From April 1st, it creates a way for Japanese municipal governments to produce and supply locally generated renewable electricity. The Fukushima nuclear disaster in 2011 was a harsh wake-up call that quickly became a strong source of motivation for many local governments to take energy matters into their own hands in order to provide safe and clean electricity to their own citizens.
Japan’s power utilities will lose their monopoly over electricity in an unprecedented shakeup that could give a much needed jolt to Japan’s long stagnant economy.About 54,000 subscribers in the regions around Tokyo and Osaka have decided to switch power providers ahead of Japan’s liberalization of the retail electricity market in April, newly compiled findings show.
The data is based on the number of customers cutting ties with the major utilities and moving to newly established providers or to existing power companies operating in other domains.An independent industry regulator looked at applications spanning the end of last year through Jan. 29 and put together the results, which will be announced Friday.
About 33,000 customers in the Kanto region encompassing Tokyo are making a switch. Only around 21,000 clients in the Kansai region, which includes Osaka, are changing providers. With a nuclear plant resuming operations last week, Kansai Electric Power will offer lower rates this spring, a move that may factor into the discrepancy.
The overhaul leaves the question of nuclear power hanging. Major utilities, which still control power distribution grids, are reserving some of that capacity for nuclear, according to a Reuters survey of the utilities.Japan has seen explosive growth in renewable energy, particularly solar, since preferential rates were introduced in 2012. By last summer, solar contributed to 10% of peak power demand from almost nothing before 2012.
Wind power could get a boost as well from the regulatory overhaul.

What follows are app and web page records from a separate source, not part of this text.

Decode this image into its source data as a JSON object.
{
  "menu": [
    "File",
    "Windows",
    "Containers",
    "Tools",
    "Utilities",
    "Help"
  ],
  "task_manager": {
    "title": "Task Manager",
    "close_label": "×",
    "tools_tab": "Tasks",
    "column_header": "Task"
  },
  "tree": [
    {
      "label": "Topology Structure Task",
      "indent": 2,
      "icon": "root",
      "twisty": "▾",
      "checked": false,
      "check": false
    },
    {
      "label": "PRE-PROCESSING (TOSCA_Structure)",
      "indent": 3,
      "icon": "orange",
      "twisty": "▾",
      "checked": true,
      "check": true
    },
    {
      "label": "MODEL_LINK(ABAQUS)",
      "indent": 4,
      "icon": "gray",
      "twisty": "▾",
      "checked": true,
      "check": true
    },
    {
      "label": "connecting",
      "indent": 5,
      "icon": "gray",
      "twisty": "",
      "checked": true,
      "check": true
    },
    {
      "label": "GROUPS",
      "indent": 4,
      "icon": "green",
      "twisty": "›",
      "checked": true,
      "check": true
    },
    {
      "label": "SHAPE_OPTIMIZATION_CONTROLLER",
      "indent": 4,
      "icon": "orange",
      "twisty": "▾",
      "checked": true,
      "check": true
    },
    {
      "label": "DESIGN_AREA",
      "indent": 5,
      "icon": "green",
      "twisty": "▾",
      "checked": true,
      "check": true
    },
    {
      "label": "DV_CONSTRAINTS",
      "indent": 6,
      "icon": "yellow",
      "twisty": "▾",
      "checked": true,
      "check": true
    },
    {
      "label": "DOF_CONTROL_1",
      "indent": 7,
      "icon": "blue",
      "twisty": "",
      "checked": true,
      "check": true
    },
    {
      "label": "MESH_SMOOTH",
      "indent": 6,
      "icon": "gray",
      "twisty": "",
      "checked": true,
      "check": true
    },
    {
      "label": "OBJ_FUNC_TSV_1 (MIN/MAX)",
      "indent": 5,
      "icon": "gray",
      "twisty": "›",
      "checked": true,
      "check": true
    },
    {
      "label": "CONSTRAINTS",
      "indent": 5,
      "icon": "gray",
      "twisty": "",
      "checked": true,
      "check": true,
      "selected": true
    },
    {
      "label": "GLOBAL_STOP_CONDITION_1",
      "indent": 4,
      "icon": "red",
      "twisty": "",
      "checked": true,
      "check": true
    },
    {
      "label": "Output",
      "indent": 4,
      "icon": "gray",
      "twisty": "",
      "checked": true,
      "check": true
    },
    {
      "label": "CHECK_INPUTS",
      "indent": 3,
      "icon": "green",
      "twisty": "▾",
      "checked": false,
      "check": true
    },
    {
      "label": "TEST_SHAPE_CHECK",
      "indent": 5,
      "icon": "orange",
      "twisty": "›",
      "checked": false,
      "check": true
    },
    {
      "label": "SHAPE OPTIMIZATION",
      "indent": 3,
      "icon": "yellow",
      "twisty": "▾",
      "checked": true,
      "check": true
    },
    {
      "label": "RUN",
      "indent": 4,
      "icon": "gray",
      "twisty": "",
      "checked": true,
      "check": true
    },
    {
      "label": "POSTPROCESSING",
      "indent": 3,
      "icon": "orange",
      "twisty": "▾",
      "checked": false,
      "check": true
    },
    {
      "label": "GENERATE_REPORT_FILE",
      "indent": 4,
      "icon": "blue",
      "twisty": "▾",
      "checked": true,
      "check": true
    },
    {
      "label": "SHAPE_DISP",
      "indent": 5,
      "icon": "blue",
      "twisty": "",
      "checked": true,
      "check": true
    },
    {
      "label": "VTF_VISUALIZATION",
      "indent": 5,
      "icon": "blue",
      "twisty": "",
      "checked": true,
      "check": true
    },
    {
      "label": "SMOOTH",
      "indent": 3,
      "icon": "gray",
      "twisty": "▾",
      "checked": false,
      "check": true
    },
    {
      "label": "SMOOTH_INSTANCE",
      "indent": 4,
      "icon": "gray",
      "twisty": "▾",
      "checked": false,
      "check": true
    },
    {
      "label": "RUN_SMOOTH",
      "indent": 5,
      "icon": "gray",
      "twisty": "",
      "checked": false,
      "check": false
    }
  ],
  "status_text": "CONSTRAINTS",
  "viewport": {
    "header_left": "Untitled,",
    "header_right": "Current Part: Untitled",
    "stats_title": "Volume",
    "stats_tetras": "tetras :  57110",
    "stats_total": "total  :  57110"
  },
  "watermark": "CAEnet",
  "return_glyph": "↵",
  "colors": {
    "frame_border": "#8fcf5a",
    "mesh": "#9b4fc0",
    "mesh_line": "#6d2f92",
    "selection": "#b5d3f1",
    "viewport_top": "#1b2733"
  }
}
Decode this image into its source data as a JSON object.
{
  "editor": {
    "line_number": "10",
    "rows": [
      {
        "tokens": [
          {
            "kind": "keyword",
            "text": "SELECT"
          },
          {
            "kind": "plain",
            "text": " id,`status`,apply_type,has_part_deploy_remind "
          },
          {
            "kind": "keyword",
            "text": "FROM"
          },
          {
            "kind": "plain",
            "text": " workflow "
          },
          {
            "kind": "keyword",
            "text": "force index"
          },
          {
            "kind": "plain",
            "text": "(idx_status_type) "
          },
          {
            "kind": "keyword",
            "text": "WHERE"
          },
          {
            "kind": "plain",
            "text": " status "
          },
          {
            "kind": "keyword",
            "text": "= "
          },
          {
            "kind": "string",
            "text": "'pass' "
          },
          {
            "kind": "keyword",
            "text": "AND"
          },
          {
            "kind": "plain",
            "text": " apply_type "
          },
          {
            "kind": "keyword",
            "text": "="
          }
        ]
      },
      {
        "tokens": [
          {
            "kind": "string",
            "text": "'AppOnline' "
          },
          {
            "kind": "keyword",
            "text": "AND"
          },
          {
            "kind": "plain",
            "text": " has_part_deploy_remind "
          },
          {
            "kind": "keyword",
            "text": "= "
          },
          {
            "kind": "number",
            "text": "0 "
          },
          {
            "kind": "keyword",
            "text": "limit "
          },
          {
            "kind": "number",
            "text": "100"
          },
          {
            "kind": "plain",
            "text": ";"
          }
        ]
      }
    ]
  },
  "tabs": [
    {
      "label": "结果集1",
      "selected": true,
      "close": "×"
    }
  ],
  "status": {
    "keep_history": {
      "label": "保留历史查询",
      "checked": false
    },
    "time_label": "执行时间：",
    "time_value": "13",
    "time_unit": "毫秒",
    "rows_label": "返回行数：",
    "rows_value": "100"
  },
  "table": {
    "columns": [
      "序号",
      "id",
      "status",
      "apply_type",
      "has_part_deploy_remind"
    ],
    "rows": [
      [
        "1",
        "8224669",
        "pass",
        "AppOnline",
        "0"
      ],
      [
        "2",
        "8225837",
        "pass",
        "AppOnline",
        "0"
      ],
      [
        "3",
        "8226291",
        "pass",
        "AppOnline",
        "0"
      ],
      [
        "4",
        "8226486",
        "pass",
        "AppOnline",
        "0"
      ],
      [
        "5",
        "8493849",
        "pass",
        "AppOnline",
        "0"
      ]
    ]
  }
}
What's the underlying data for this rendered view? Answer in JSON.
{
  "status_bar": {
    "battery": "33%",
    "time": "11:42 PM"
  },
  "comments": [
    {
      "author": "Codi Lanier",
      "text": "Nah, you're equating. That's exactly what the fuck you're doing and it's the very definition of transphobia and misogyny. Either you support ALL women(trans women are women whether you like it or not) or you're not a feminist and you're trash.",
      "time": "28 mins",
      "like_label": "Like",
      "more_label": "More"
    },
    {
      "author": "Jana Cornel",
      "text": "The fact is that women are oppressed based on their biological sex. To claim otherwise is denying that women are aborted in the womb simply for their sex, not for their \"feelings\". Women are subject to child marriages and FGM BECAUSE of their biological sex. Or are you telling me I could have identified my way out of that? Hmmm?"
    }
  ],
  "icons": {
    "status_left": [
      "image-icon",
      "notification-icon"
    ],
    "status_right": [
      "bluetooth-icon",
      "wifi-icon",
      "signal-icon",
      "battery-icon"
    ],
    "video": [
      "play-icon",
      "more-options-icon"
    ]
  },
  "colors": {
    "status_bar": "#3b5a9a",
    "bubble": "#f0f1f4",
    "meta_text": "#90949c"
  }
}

Local and foreign companies are stepping up investment with the government maintaining high guaranteed rates for this energy source but cutting those for solar.Japan’s record use of coal is likely to keep rising, as companies such as Nippon Paper and trading house Mitsubishi Corp plan to build 43 new coal-fired units.Liquefied natural gas will remain a key contributor to electricity production in the world’s biggest consumer of the fuel.